The fall of Lucifer was a popular topic in medieval literature and art, as both this 14th century painting by an artist now known only as the Master of the Rebel Angels and this excerpt from Geoffrey Chaucer’s The Canterbury Tales, written in the last decades of the 14th century, attest. Chaucer’s lilting original from “The Monk’s Tale” appears on top; J.U. Nicholson’s modernized version, from Great Books of the Western World (ed. Robert Maynard Hutchins [Chicago: Univ. of Chicago Press, 1952]), appears beneath.
At Lucifer, though he an angel were, And nat a man, at him I wol biginne; For, thogh fortune may non angel dere, From heigh degree yet fel he for his sinne Doun in-to helle, wher he yet is inne. O Lucifer! Brightest of angels alle, Now artow Sathanas, that maist nat twinne Out of miserie, in which that thou art falle.

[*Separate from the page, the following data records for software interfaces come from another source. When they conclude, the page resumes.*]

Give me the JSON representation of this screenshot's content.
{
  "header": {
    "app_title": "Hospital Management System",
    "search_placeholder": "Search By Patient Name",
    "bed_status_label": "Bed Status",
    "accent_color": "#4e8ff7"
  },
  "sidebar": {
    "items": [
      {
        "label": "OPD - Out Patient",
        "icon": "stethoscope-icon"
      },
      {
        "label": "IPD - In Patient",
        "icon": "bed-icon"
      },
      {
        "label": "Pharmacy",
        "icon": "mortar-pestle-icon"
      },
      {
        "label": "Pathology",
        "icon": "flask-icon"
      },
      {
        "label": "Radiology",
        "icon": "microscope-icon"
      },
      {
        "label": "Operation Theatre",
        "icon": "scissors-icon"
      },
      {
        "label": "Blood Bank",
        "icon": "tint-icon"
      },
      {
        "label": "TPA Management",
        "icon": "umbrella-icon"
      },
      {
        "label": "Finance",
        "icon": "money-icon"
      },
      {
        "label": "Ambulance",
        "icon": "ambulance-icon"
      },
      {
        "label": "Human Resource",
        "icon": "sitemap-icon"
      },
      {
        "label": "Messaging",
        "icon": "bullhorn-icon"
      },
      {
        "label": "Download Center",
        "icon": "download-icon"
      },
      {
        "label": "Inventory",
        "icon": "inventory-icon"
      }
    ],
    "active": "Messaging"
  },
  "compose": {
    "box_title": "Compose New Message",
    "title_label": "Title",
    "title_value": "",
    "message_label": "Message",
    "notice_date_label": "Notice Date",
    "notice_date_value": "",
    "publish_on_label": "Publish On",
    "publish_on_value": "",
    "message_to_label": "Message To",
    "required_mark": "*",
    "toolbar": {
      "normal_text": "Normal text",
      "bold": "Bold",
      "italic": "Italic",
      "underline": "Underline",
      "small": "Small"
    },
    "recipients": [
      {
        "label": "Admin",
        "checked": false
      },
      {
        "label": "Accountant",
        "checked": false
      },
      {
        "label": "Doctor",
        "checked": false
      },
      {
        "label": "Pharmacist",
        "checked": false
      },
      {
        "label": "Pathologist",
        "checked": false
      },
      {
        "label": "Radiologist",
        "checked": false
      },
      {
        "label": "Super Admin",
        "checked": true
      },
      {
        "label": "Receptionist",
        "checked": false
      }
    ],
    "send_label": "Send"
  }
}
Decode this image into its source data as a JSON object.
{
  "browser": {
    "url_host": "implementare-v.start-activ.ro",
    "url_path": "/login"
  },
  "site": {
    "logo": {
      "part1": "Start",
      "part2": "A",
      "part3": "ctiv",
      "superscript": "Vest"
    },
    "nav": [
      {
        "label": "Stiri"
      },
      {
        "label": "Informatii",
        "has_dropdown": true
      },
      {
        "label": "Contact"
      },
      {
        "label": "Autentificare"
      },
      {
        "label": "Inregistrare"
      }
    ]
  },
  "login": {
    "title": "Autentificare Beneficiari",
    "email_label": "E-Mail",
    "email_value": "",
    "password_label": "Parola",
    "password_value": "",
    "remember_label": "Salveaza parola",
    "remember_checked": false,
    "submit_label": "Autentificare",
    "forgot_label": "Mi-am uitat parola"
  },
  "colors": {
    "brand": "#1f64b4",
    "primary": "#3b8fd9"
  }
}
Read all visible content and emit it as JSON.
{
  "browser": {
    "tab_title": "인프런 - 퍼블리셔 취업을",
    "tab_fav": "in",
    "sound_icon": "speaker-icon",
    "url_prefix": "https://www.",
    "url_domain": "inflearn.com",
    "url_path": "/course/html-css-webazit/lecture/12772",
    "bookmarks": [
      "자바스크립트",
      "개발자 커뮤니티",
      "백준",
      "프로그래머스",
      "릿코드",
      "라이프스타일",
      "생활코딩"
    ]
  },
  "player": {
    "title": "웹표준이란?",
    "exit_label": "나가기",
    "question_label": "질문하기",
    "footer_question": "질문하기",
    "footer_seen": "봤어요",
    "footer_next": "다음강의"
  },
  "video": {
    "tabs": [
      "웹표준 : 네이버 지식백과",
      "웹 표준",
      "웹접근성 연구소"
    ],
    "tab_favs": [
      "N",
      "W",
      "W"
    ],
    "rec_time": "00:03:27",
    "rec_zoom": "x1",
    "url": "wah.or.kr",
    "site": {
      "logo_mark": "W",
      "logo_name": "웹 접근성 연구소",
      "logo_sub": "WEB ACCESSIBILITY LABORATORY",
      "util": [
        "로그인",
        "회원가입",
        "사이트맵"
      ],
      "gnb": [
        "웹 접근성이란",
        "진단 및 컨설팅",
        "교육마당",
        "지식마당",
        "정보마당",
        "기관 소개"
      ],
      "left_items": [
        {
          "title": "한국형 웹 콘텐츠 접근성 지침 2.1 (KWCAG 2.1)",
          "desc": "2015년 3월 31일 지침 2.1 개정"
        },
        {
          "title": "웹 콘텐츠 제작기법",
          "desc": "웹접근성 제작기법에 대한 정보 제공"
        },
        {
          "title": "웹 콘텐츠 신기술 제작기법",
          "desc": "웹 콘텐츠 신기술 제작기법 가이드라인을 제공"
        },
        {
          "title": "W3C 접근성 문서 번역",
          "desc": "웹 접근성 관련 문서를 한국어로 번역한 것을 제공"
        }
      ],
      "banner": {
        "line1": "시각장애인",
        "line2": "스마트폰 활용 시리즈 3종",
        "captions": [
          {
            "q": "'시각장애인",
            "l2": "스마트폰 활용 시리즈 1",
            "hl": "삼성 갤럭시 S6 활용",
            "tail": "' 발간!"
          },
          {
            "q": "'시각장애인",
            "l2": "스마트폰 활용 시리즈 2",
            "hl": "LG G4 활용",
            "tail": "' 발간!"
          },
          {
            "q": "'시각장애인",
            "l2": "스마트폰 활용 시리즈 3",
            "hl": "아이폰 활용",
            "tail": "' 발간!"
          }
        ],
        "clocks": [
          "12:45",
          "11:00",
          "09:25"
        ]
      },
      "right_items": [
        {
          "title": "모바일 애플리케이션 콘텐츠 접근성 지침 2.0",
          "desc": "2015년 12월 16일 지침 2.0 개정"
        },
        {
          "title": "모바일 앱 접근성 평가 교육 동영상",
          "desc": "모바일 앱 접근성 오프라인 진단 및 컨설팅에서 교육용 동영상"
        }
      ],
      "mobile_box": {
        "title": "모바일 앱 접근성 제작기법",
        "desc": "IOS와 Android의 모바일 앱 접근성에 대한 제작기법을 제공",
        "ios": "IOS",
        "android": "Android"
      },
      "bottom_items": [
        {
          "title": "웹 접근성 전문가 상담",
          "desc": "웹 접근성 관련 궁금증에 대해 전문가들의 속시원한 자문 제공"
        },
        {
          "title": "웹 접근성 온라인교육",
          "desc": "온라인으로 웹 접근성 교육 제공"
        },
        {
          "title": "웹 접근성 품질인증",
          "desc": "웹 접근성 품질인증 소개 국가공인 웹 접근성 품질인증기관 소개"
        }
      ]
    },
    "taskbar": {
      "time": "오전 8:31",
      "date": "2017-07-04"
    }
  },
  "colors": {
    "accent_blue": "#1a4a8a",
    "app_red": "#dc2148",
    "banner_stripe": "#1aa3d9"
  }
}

With Lucifer, though he was angel fair And not a man, with him will I begin; For though Fortune may not an angel dare, From high degree yet fell he for his sin Down into Hell, and he lies yet therein. O Lucifer, brightest of angels all, Now art thou Satan, and thou may’st not win From misery wherein thou far did’st fall!